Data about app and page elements
_____
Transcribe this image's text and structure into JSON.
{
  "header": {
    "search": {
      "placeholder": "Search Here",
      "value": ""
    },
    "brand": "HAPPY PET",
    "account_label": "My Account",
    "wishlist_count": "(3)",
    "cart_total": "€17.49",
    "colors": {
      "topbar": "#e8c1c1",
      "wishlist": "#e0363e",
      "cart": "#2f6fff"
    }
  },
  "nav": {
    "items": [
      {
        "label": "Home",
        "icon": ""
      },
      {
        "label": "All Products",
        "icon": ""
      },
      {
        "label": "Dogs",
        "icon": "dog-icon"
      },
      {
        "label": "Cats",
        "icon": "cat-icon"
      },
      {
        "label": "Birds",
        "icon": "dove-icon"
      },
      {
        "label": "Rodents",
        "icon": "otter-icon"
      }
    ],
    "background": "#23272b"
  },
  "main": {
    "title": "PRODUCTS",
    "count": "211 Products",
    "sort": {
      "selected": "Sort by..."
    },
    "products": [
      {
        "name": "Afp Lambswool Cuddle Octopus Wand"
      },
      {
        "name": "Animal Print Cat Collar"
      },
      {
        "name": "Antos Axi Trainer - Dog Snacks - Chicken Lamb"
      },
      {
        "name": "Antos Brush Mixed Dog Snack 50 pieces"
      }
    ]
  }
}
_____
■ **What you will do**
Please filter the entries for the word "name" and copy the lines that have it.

■ **Expected output**
        "name": "Afp Lambswool Cuddle Octopus Wand"
        "name": "Animal Print Cat Collar"
        "name": "Antos Axi Trainer - Dog Snacks - Chicken Lamb"
        "name": "Antos Brush Mixed Dog Snack 50 pieces"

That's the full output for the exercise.